Some of the best research on that question comes from researchers at the University of Oxford, University of Toronto, and the London School of Medicine and Tropical Hygiene. They published studies a few weeks ago on the places most vulnerable to novel coronavirus infections. The big takeaway then was that cities in East Asia and Southeast Asia were most at immediate risk.
Here are 15 of the top destinations where they predicted we’d see outbreaks next (also pay attention to the IDVI — the Infectious Disease Vulnerability Index — number. It’s a measure of a country’s ability to manage an infectious disease. Scores closer to zero mean they’re less prepared.) Note Japan, Singapore, and South Korea were among the places that topped the list — and as we’re seeing now, some of the biggest outbreaks outside of China are playing out in these countries.
Iran and Italy are also on the list, and over the last week, large outbreaks have emerged in these countries, too.
With the scope of this outbreak rapidly changing, the researchers just updated their models in a yet-to-be-published study focused on how the coronavirus disease will likely spread from Iran.

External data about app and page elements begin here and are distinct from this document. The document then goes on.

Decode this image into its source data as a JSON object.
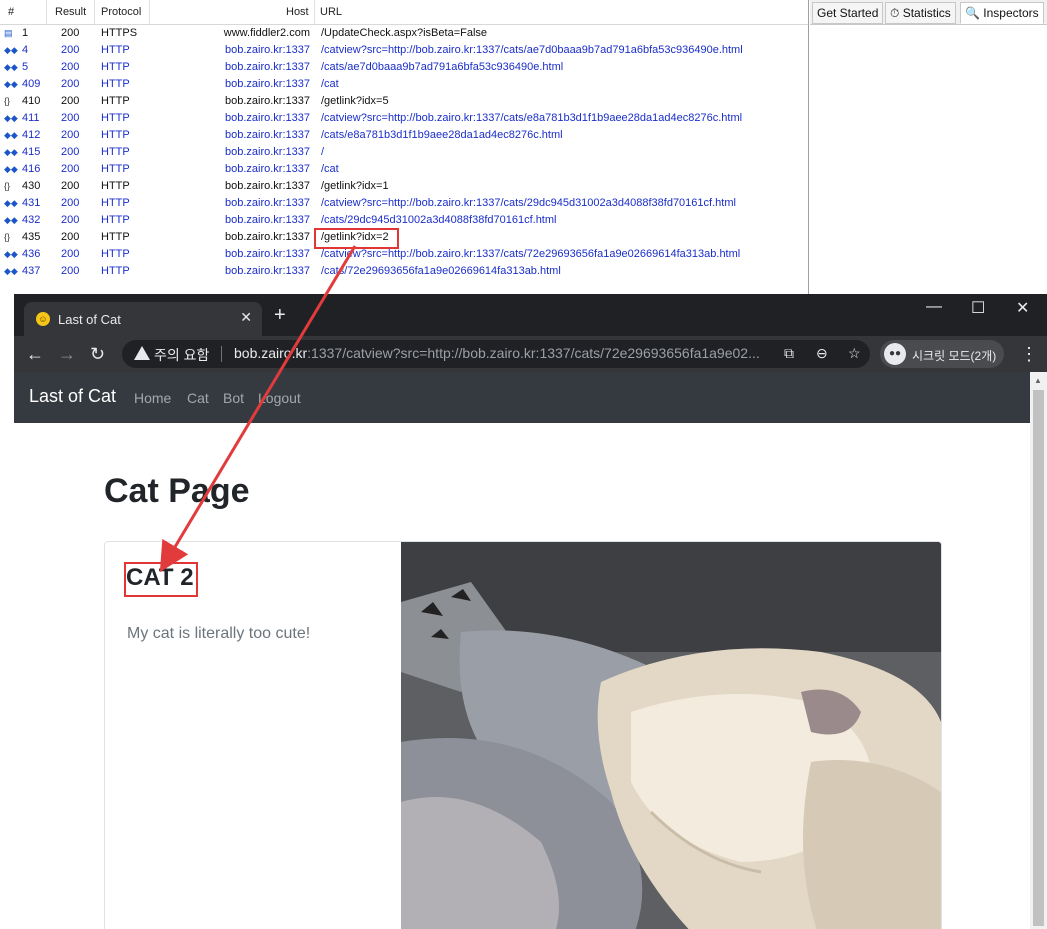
{
  "fiddler": {
    "columns": [
      "#",
      "Result",
      "Protocol",
      "Host",
      "URL"
    ],
    "sessions": [
      {
        "id": "1",
        "result": "200",
        "protocol": "HTTPS",
        "host": "www.fiddler2.com",
        "url": "/UpdateCheck.aspx?isBeta=False",
        "icon": "document-icon"
      },
      {
        "id": "4",
        "result": "200",
        "protocol": "HTTP",
        "host": "bob.zairo.kr:1337",
        "url": "/catview?src=http://bob.zairo.kr:1337/cats/ae7d0baaa9b7ad791a6bfa53c936490e.html",
        "icon": "html-icon"
      },
      {
        "id": "5",
        "result": "200",
        "protocol": "HTTP",
        "host": "bob.zairo.kr:1337",
        "url": "/cats/ae7d0baaa9b7ad791a6bfa53c936490e.html",
        "icon": "html-icon"
      },
      {
        "id": "409",
        "result": "200",
        "protocol": "HTTP",
        "host": "bob.zairo.kr:1337",
        "url": "/cat",
        "icon": "html-icon"
      },
      {
        "id": "410",
        "result": "200",
        "protocol": "HTTP",
        "host": "bob.zairo.kr:1337",
        "url": "/getlink?idx=5",
        "icon": "json-icon"
      },
      {
        "id": "411",
        "result": "200",
        "protocol": "HTTP",
        "host": "bob.zairo.kr:1337",
        "url": "/catview?src=http://bob.zairo.kr:1337/cats/e8a781b3d1f1b9aee28da1ad4ec8276c.html",
        "icon": "html-icon"
      },
      {
        "id": "412",
        "result": "200",
        "protocol": "HTTP",
        "host": "bob.zairo.kr:1337",
        "url": "/cats/e8a781b3d1f1b9aee28da1ad4ec8276c.html",
        "icon": "html-icon"
      },
      {
        "id": "415",
        "result": "200",
        "protocol": "HTTP",
        "host": "bob.zairo.kr:1337",
        "url": "/",
        "icon": "html-icon"
      },
      {
        "id": "416",
        "result": "200",
        "protocol": "HTTP",
        "host": "bob.zairo.kr:1337",
        "url": "/cat",
        "icon": "html-icon"
      },
      {
        "id": "430",
        "result": "200",
        "protocol": "HTTP",
        "host": "bob.zairo.kr:1337",
        "url": "/getlink?idx=1",
        "icon": "json-icon"
      },
      {
        "id": "431",
        "result": "200",
        "protocol": "HTTP",
        "host": "bob.zairo.kr:1337",
        "url": "/catview?src=http://bob.zairo.kr:1337/cats/29dc945d31002a3d4088f38fd70161cf.html",
        "icon": "html-icon"
      },
      {
        "id": "432",
        "result": "200",
        "protocol": "HTTP",
        "host": "bob.zairo.kr:1337",
        "url": "/cats/29dc945d31002a3d4088f38fd70161cf.html",
        "icon": "html-icon"
      },
      {
        "id": "435",
        "result": "200",
        "protocol": "HTTP",
        "host": "bob.zairo.kr:1337",
        "url": "/getlink?idx=2",
        "icon": "json-icon"
      },
      {
        "id": "436",
        "result": "200",
        "protocol": "HTTP",
        "host": "bob.zairo.kr:1337",
        "url": "/catview?src=http://bob.zairo.kr:1337/cats/72e29693656fa1a9e02669614fa313ab.html",
        "icon": "html-icon"
      },
      {
        "id": "437",
        "result": "200",
        "protocol": "HTTP",
        "host": "bob.zairo.kr:1337",
        "url": "/cats/72e29693656fa1a9e02669614fa313ab.html",
        "icon": "html-icon"
      }
    ],
    "tabs": [
      {
        "label": "Get Started",
        "icon": ""
      },
      {
        "label": "Statistics",
        "icon": "stopwatch-icon"
      },
      {
        "label": "Inspectors",
        "icon": "inspector-icon"
      }
    ],
    "colors": {
      "link_row": "#1a2ec9",
      "plain_row": "#111111",
      "highlight": "#e03636"
    }
  },
  "browser": {
    "tab_title": "Last of Cat",
    "tab_close": "✕",
    "new_tab": "+",
    "window_controls": {
      "minimize": "—",
      "maximize": "☐",
      "close": "✕"
    },
    "security_label": "주의 요함",
    "url_host": "bob.zairo.kr",
    "url_rest": ":1337/catview?src=http://bob.zairo.kr:1337/cats/72e29693656fa1a9e02...",
    "incognito_label": "시크릿 모드(2개)",
    "icons": [
      "back-icon",
      "forward-icon",
      "reload-icon",
      "translate-icon",
      "zoom-icon",
      "bookmark-star-icon",
      "incognito-icon",
      "menu-kebab-icon"
    ]
  },
  "site": {
    "brand": "Last of Cat",
    "nav": [
      "Home",
      "Cat",
      "Bot",
      "Logout"
    ],
    "page_title": "Cat Page",
    "card_title": "CAT 2",
    "card_text": "My cat is literally too cute!"
  }
}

They found Iran probably has thousands more cases within its borders than we currently know. And they predict that we can expect outbreaks with links back to Iran in Turkey, UAE, Iraq, Qatar and Georgia, among other countries. In Europe, they predict Germany, France, and Italy are also places at higher risk of imported cases from Iran.
Is there anything I should do to protect myself when traveling? Buy a face mask?
That’s why the CDC advises against the use of masks for regular Americans.
“You’ll also want to protect yourself from financial losses related to travel. If you’re thinking about a trip in the coming months, make sure you’re comfortable with the cancellation policy on your tickets and consider paying extra for a flexible fare. Standard travel insurance doesn’t typically have exclusions for epidemics like Covid-19 (though you may be able to purchase an upgrade, like “cancel for any reason” insurance). Even if you’re feeling good about your individual risk right now, you might feel differently by the time (of) your departure date.”
UPDATE ON 3/8/2019 AS PER THE 3/7/2020 GUARDIAN REPORT:
- “An area containing about 16 million people is now facing lockdown in Italy, after the prime minister, Guiseppe Conte, signed a decree ordering the quarantining of the entire Lombardy region and 14 provinces.” (This would include Milan, Bologna and Venice.)
- “Anyone who breaks the lockdown on entering select provinces of northern Italy faces three months in jail.”
- “The legislation is expected to be approved later on Sunday (3/8/2020), the head of the civil protection agency said earlier, after the number of infections rose by more than 1,200 in the past 24 hours.”
- “In all the areas covered by the decree, including towns in the northern regions of Emilia-Romagna, Veneto and Piedmont, schools will be closed at least until 3 April, all museums, gyms and swimming pools will be also shut and leave is cancelled for all healthcare workers.”